- “I want to be wild and free!”
Scamp is a minor character in Disney's 1955 film Lady and the Tramp, and the titular protagonist of the 2001 sequel Lady and the Tramp II: Scamp's Adventure. He is the only son of Lady and the Tramp, and later starred in his own comic strip and film. He is also the spitting image of his father.
He is seen at the end of the film that he had a mad face, but he never talks. Lady handles him a few times, after tugging on Jock's sweater. Lady is fed up and carries him to an open present box, but he makes the box fall and decides to calm down. He then joins his sisters to hear Trusty (whom they call Uncle Trusty) talk about "Ol' Reliable."
Scamp is very hyperactive and a little immature, and he's also seen to have different appearances, more from Lady than Tramp. He is lighter colored, his ears are a little bit longer, and he has the same eye color like Lady. He is a wild, stubborn, angry, energetic puppy.
Originally, Scamp is exactly what he is named—a frisky, serious scamp of a pup that gets into trouble from time to time as he holds little respect for rules. Scamp goes to being a wild dog, free to run without worries, unhindered by rules or boundaries in "a world without fences." This puts him in a conflict with his father, Tramp, whose past Scamp is originally unaware of, believing Tramp to always dream to be a housepet when he lived the life Scamp wants, but is unaware of the harsh realities of that life. His respect for his father is less than so, as Tramp has put his past behind him and fully embraced the life of a house-pet, as well as gaining a clear respect of rules, which he tries to impress upon Scamp.
Scamp is also somewhat serious and ill-tempered, putting some trust into Buster, the leader of the Junkyard Dogs, who has a history with Scamp's father. Scamp desired to prove himself worthy of being a Junkyard Dog in Buster's eyes to the point of stealing from his own family and turning his back on his father. Needless to say, Scamp got burned when Buster, who figured out Tramp was Scamp's father, leaves him to be captured by the dogcatcher as revenge against Tramp, and Scamp made a regret how much he loves and misses his family. When Tramp saves him, Scamp finally gets a healthy respect of rules and appreciation of the family that loves him and begrudgingly accepts baths.
Throughout his adventure, Scamp had a crush on a young Junkyard Dog named Angel, and she returned his affections in a smug, playful kind of way. History repeated itself when Scamp took Angel to the very same restaurant his father took Lady, and they both shared a spaghetti meal from Tony (but in a more messy manner). Scamp was surprised to learn that Angel desired a family like the one he left behind and was astonished to find out he ran away from them, and that she had been in five families but they never worked out. Scamp accidentally betrays Angel by blurting out "she's the one who wants to be a housedog" in front of all the Junkyard Dogs, and she runs off, hurt and upset. But when she sees Scamp with the dogcatcher, she comes to his rescue by leading Tramp to the pound and aids in saving Scamp. After leaving Buster in a pile of junk back at the junkyard, Scamp goes home with Angel. To both their joy, Angel is accepted and taken in by Scamp's family so they can always be together.
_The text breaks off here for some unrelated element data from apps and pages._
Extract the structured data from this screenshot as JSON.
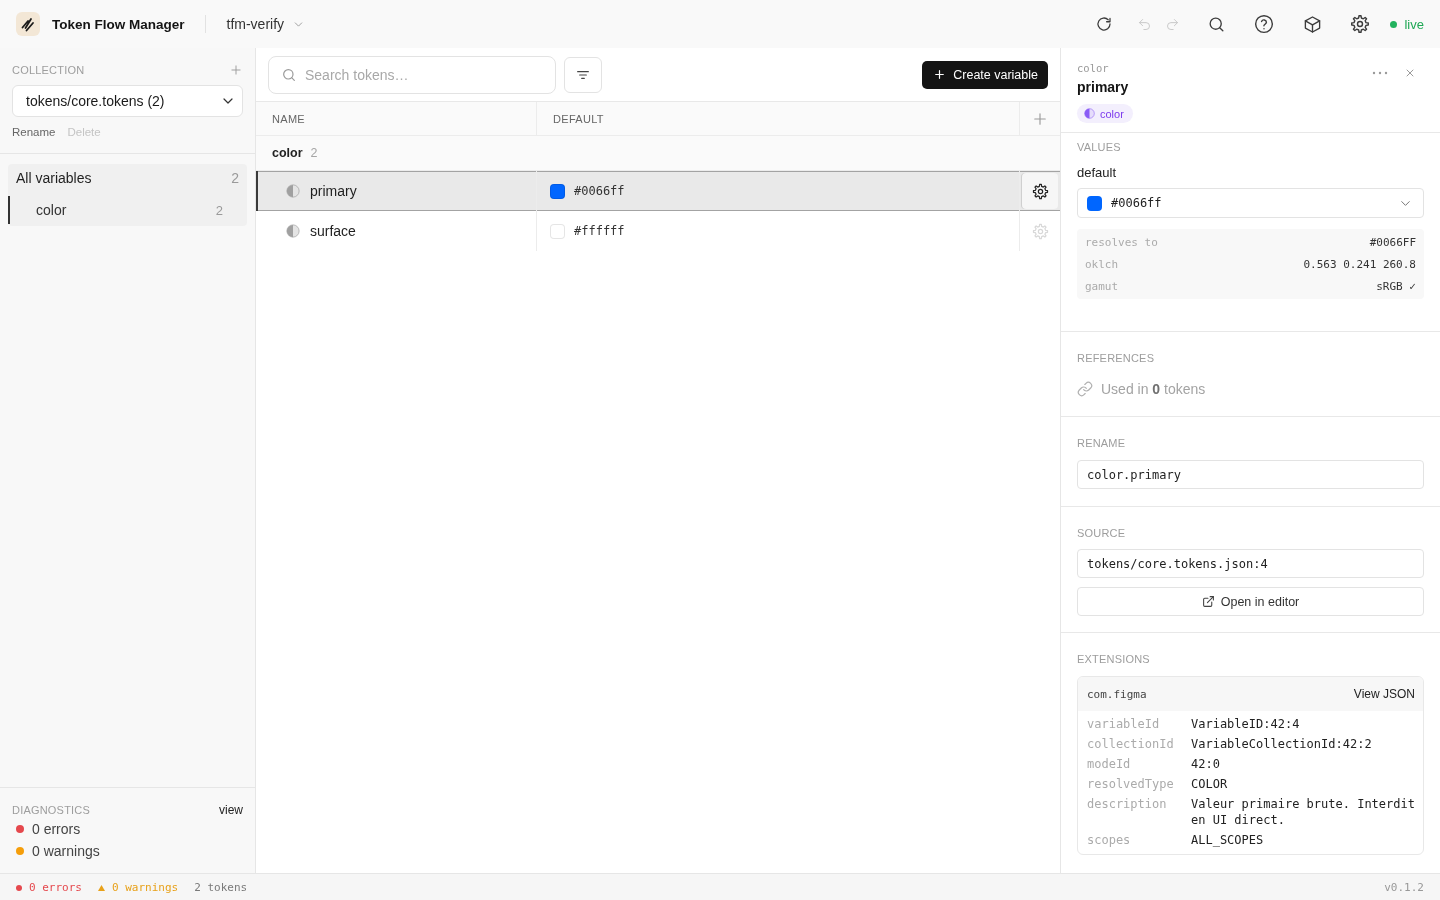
{
  "app": {
    "title": "Token Flow Manager",
    "project": "tfm-verify",
    "status": {
      "label": "live",
      "on": true
    },
    "actions": [
      {
        "kind": "refresh",
        "disabled": false
      },
      {
        "kind": "undo",
        "disabled": true
      },
      {
        "kind": "redo",
        "disabled": true
      },
      {
        "kind": "search",
        "disabled": false
      },
      {
        "kind": "help",
        "disabled": false
      },
      {
        "kind": "cube",
        "disabled": false
      },
      {
        "kind": "settings",
        "disabled": false
      }
    ]
  },
  "sidebar": {
    "collection": {
      "label": "COLLECTION",
      "value": "tokens/core.tokens (2)",
      "actions": [
        {
          "label": "Rename",
          "disabled": false
        },
        {
          "label": "Delete",
          "disabled": true
        }
      ]
    },
    "items": [
      {
        "label": "All variables",
        "count": "2",
        "selected": false,
        "children": [
          {
            "label": "color",
            "count": "2",
            "selected": true
          }
        ]
      }
    ],
    "diagnostics": {
      "title": "DIAGNOSTICS",
      "link": "view",
      "items": [
        {
          "label": "0 errors",
          "color": "#e5484d"
        },
        {
          "label": "0 warnings",
          "color": "#f59e0b"
        }
      ]
    }
  },
  "table": {
    "search": {
      "placeholder": "Search tokens…"
    },
    "create_button": "Create variable",
    "columns": [
      "NAME",
      "DEFAULT"
    ],
    "groups": [
      {
        "name": "color",
        "count": "2",
        "rows": [
          {
            "name": "primary",
            "value": "#0066ff",
            "color": "#0066ff",
            "selected": true
          },
          {
            "name": "surface",
            "value": "#ffffff",
            "color": "#ffffff",
            "selected": false
          }
        ]
      }
    ]
  },
  "inspector": {
    "path": "color",
    "name": "primary",
    "badge": "color",
    "values": {
      "title": "VALUES",
      "mode": "default",
      "value": "#0066ff",
      "color": "#0066ff",
      "details": [
        {
          "key": "resolves to",
          "value": "#0066FF"
        },
        {
          "key": "oklch",
          "value": "0.563 0.241 260.8"
        },
        {
          "key": "gamut",
          "value": "sRGB ✓"
        }
      ]
    },
    "references": {
      "title": "REFERENCES",
      "text": "Used in **0** tokens"
    },
    "rename": {
      "title": "RENAME",
      "value": "color.primary"
    },
    "source": {
      "title": "SOURCE",
      "value": "tokens/core.tokens.json:4",
      "button": "Open in editor"
    },
    "extensions": {
      "title": "EXTENSIONS",
      "items": [
        {
          "namespace": "com.figma",
          "link": "View JSON",
          "fields": [
            {
              "key": "variableId",
              "value": "VariableID:42:4"
            },
            {
              "key": "collectionId",
              "value": "VariableCollectionId:42:2"
            },
            {
              "key": "modeId",
              "value": "42:0"
            },
            {
              "key": "resolvedType",
              "value": "COLOR"
            },
            {
              "key": "description",
              "value": "Valeur primaire brute. Interdit en UI direct."
            },
            {
              "key": "scopes",
              "value": "ALL_SCOPES"
            }
          ]
        }
      ]
    }
  },
  "status_bar": {
    "items": [
      {
        "kind": "error",
        "label": "0 errors"
      },
      {
        "kind": "warning",
        "label": "0 warnings"
      },
      {
        "kind": "count",
        "label": "2 tokens"
      }
    ],
    "version": "v0.1.2"
  }
}
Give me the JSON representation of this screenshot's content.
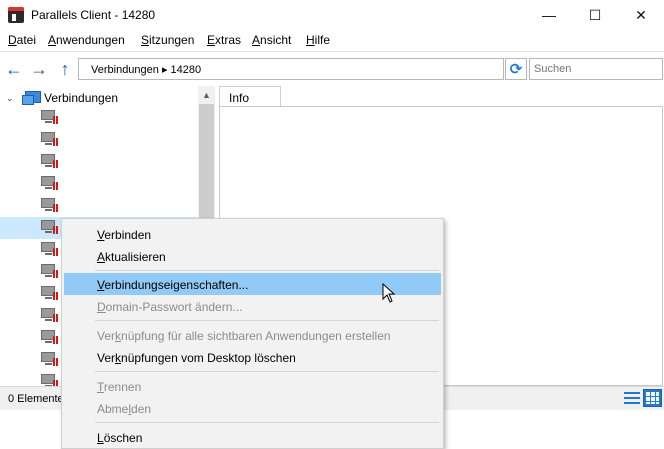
{
  "window": {
    "title": "Parallels Client - 14280",
    "minimize_glyph": "—",
    "maximize_glyph": "☐",
    "close_glyph": "✕"
  },
  "menu": {
    "items": [
      {
        "u": "D",
        "rest": "atei"
      },
      {
        "u": "A",
        "rest": "nwendungen"
      },
      {
        "u": "S",
        "rest": "itzungen"
      },
      {
        "u": "E",
        "rest": "xtras"
      },
      {
        "u": "A",
        "rest": "nsicht"
      },
      {
        "u": "H",
        "rest": "ilfe"
      }
    ]
  },
  "nav": {
    "back_glyph": "←",
    "forward_glyph": "→",
    "up_glyph": "↑",
    "breadcrumb": "Verbindungen ▸ 14280",
    "refresh_glyph": "⟳",
    "search_placeholder": "Suchen"
  },
  "tree": {
    "expander_glyph": "⌄",
    "root_label": "Verbindungen",
    "scroll_up_glyph": "▲"
  },
  "tabs": {
    "info": "Info"
  },
  "status": {
    "text": "0 Elemente"
  },
  "context_menu": {
    "items": [
      {
        "pre": "",
        "u": "V",
        "post": "erbinden"
      },
      {
        "pre": "",
        "u": "A",
        "post": "ktualisieren"
      },
      {
        "pre": "",
        "u": "V",
        "post": "erbindungseigenschaften..."
      },
      {
        "pre": "",
        "u": "D",
        "post": "omain-Passwort ändern..."
      },
      {
        "pre": "Ver",
        "u": "k",
        "post": "nüpfung für alle sichtbaren Anwendungen erstellen"
      },
      {
        "pre": "Ver",
        "u": "k",
        "post": "nüpfungen vom Desktop löschen"
      },
      {
        "pre": "",
        "u": "T",
        "post": "rennen"
      },
      {
        "pre": "Abme",
        "u": "l",
        "post": "den"
      },
      {
        "pre": "",
        "u": "L",
        "post": "öschen"
      }
    ]
  }
}
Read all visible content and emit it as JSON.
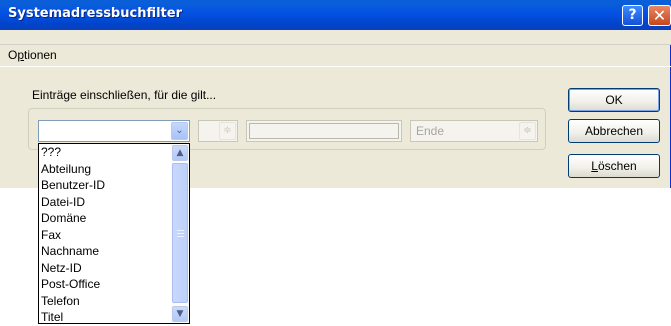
{
  "window": {
    "title": "Systemadressbuchfilter",
    "help_glyph": "?",
    "close_glyph": "✕"
  },
  "menu": {
    "options_prefix": "O",
    "options_underlined": "p",
    "options_suffix": "tionen"
  },
  "filter": {
    "section_label": "Einträge einschließen, für die gilt...",
    "field_value": "",
    "operator_value": "",
    "value_text": "",
    "end_value": "Ende",
    "arrow_down": "⌄",
    "spin_arrows": "≑"
  },
  "buttons": {
    "ok": "OK",
    "cancel": "Abbrechen",
    "delete_underlined": "L",
    "delete_rest": "öschen"
  },
  "dropdown": {
    "items": [
      "???",
      "Abteilung",
      "Benutzer-ID",
      "Datei-ID",
      "Domäne",
      "Fax",
      "Nachname",
      "Netz-ID",
      "Post-Office",
      "Telefon",
      "Titel"
    ],
    "scroll_up_glyph": "▲",
    "scroll_down_glyph": "▼"
  },
  "colors": {
    "titlebar": "#0553e4",
    "dialog_background": "#ece9d8",
    "close_button": "#c5471c"
  }
}
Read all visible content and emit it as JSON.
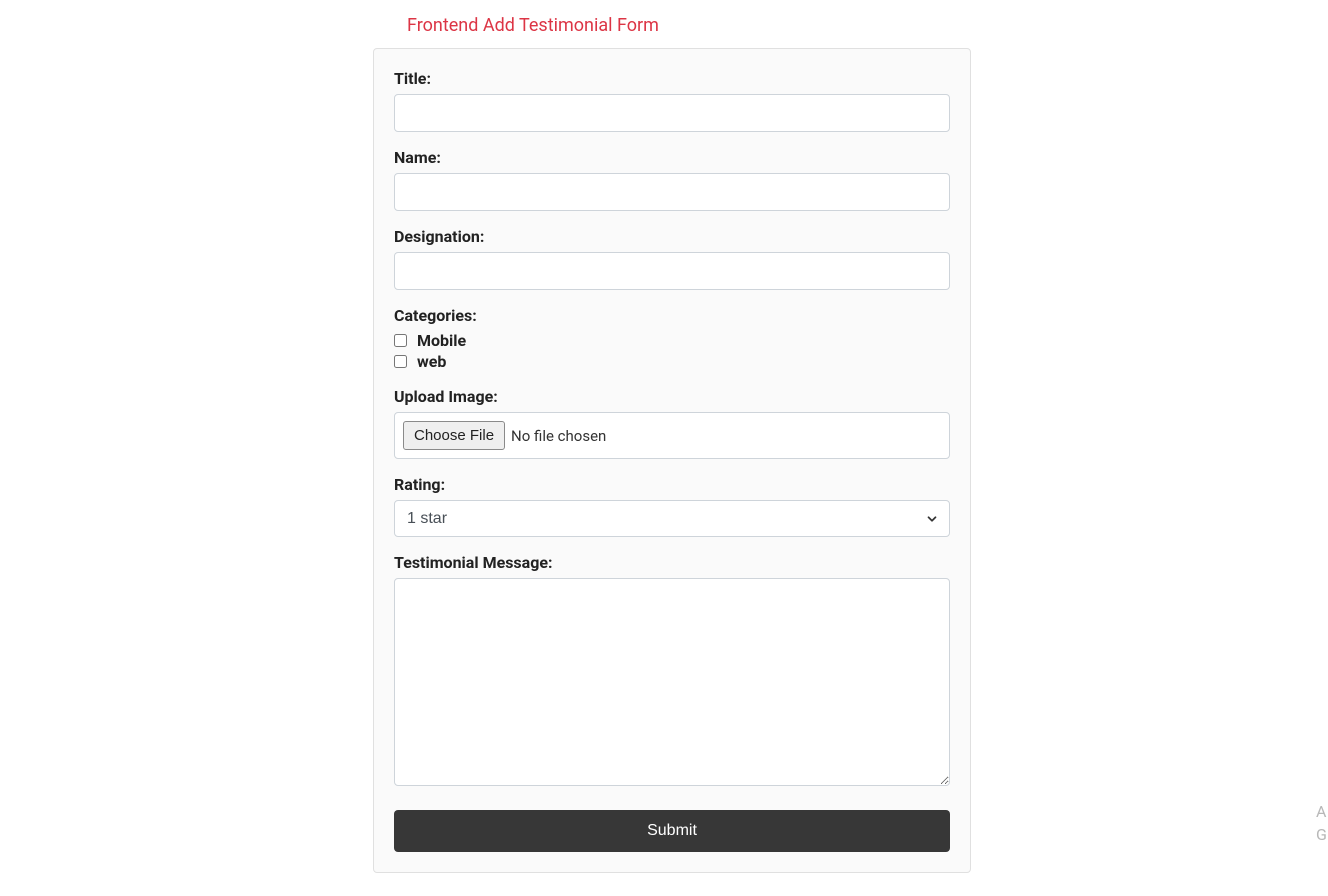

In between the long gap between both films, Scamp appeared in many Disney comics, including his own comic strip which ran in newspapers from 1955 to 1988.
- He is only seen with his sisters in the original film, comic, and books.
- In Lady and the Tramp II, Scamp appears to be the smallest one due to the ending where his sisters are seen to be taller than him though this might not be so as Scamp has a habit of slouching or hunching his shoulders.
- Scamp has more American Cocker Spaniel in him than terrier due to a few scenes where Tramp takes the chains off him he is lighter colored, when he flops his ears down a couple of times his ears are seen to be longer than Tramp's and his fur size matches Lady's.
- Scamp and Danielle are the two major gutter mouths and troublemakers in the family.
- Roger Bart, who provides Scamp's singing voice, previously did the singing for a young Hercules in the film of the same name.